The potlatch (from the Chinook word Patshatl) is a ceremony integral to the governing structure, culture and spiritual traditions of various First Nations living on the Northwest Coast (such as the Kwakwaka’wakw, Nuu-chah-nulth and Coast Salish) and the Dene living in parts of the interior western subarctic. While the practice and formality of the ceremony differed among First Nations, it was commonly held on the occasion of important social events, such as marriages, births and funerals. A great potlatch might last for several days and would involve feasting, spirit dances, singing and theatrical demonstrations.
Historically, the potlatch functioned to redistribute wealth in what some refer to as a gift-giving ceremony. Valuable goods, such as firearms, blankets, clothing, carved cedar boxes, canoes, food and prestige items, such as slaves and coppers, were accumulated by high-ranking individuals over time, sometimes years. These goods were later bestowed on invited guests as gifts by the host or even destroyed with great ceremony as a show of superior generosity, status and prestige over rivals.
In addition to its economic redistributive and kinship functions, the potlatch maintained community solidarity and hierarchical relations within and between bands and nations. A highly regulated ceremony, the potlatch conferred status and rank upon individuals, kin groups and clans, and established claims to names, powers and rights to hunting and fishing territories.
As part of a policy of assimilation, the federal government banned the potlatch from 1884 to 1951 in an amendment to the Indian Act. The government and its supporters saw the ceremony as anti-Christian, reckless and wasteful of personal property. They failed to understand the potlatch’s symbolic importance as well as its communal economic exchange value.

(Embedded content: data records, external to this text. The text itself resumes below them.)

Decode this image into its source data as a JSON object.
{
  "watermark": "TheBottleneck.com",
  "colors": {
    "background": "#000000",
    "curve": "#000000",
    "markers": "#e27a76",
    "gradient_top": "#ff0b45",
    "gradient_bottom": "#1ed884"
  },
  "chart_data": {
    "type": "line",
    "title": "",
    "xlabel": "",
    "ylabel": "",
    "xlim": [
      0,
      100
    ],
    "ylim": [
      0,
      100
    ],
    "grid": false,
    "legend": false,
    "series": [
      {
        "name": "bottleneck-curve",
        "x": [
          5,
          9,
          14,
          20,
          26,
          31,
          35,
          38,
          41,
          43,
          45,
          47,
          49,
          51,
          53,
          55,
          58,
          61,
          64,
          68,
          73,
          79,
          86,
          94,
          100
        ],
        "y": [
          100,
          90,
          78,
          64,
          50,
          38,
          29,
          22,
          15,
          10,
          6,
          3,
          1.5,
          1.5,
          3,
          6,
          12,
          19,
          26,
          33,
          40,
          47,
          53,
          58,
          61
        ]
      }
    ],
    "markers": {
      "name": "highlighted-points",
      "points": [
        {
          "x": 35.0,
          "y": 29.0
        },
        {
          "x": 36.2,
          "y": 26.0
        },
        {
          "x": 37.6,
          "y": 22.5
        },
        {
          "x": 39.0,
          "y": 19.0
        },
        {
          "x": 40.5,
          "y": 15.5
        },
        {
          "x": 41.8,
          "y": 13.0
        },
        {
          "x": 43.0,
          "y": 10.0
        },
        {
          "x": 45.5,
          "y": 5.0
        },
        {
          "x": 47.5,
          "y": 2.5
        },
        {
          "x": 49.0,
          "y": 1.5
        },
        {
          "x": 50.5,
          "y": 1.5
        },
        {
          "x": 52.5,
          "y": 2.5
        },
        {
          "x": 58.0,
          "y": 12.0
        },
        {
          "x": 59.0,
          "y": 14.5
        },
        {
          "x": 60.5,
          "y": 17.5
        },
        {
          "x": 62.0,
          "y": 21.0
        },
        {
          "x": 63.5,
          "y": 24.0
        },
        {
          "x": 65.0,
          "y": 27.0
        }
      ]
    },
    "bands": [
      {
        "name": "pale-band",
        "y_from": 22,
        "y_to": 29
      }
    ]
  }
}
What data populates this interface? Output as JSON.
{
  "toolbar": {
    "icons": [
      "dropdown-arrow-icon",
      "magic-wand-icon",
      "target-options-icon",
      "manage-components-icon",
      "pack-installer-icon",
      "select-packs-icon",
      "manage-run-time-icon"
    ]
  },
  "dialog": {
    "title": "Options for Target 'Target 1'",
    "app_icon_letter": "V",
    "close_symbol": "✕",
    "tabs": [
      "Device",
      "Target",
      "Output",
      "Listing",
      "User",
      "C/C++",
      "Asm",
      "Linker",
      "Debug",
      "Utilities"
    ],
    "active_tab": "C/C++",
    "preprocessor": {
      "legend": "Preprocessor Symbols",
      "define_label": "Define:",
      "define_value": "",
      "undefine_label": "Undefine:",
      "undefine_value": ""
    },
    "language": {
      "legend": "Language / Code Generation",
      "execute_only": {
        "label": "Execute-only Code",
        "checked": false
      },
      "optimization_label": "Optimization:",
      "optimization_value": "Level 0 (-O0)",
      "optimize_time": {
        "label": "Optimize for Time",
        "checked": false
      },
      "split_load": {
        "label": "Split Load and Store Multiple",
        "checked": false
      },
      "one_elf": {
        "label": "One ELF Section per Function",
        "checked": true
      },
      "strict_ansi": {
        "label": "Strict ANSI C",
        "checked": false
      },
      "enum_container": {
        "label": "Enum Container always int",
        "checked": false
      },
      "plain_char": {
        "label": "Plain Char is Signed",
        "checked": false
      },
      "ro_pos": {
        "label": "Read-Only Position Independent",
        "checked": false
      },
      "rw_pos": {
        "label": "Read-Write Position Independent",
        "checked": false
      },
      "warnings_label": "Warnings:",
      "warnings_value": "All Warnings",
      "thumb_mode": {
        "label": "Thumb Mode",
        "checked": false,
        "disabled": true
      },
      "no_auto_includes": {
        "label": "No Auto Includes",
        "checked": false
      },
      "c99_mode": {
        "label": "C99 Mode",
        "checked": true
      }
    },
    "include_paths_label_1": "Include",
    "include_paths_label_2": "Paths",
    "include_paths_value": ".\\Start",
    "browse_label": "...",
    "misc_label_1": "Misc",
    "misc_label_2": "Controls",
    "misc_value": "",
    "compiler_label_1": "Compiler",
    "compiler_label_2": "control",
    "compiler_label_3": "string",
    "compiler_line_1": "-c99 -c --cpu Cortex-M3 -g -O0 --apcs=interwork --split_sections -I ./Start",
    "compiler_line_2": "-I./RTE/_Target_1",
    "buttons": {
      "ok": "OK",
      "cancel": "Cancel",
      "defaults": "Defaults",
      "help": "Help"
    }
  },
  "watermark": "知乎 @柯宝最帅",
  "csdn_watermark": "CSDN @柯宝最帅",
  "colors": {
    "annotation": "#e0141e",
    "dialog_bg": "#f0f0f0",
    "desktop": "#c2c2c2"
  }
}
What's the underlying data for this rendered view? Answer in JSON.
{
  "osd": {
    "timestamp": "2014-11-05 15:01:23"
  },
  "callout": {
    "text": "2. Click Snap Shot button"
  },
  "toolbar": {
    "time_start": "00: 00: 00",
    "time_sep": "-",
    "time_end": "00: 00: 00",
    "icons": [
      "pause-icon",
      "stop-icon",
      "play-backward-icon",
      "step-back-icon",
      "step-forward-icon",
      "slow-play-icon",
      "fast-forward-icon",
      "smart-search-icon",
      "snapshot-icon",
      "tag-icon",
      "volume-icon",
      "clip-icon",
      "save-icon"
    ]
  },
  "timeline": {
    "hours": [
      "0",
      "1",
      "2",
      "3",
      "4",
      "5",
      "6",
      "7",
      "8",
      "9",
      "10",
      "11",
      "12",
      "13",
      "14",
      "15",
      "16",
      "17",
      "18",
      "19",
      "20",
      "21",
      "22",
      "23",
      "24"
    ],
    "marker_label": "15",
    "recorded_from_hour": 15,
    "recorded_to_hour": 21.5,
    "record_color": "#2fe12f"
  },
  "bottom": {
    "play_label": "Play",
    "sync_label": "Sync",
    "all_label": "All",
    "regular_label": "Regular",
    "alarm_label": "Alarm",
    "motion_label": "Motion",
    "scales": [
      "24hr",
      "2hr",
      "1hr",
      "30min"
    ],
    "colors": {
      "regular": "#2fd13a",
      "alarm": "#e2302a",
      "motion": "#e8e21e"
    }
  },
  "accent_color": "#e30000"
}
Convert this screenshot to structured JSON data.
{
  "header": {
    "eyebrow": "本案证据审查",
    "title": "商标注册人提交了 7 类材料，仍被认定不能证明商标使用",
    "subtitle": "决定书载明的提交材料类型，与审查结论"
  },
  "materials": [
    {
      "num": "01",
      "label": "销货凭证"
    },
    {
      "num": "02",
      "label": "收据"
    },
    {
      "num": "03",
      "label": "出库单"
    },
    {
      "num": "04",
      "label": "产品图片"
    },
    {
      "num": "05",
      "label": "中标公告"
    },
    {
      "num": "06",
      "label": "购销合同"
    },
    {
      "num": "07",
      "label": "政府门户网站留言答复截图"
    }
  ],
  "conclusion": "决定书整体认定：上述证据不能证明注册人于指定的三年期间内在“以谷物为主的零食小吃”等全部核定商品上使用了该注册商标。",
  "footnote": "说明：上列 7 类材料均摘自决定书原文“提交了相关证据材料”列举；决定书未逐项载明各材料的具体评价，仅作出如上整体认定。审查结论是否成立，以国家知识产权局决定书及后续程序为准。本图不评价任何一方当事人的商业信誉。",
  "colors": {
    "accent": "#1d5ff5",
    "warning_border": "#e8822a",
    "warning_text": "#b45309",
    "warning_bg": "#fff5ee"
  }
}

The last major potlatch, that of Daniel Cranmer (Kwakwaka’wakw) from Alert Bay, British Columbia, was held in 1921. The goods were confiscated by agents of the Indian Department and charges were laid.
By the time the ban was repealed in 1951, due largely to the difficulties of enforcement and changes in attitudes, traditional Indigenous identities had been damaged and social relations disrupted. However, the ban did not completely eradicate the potlatch, which still exists in various communities today.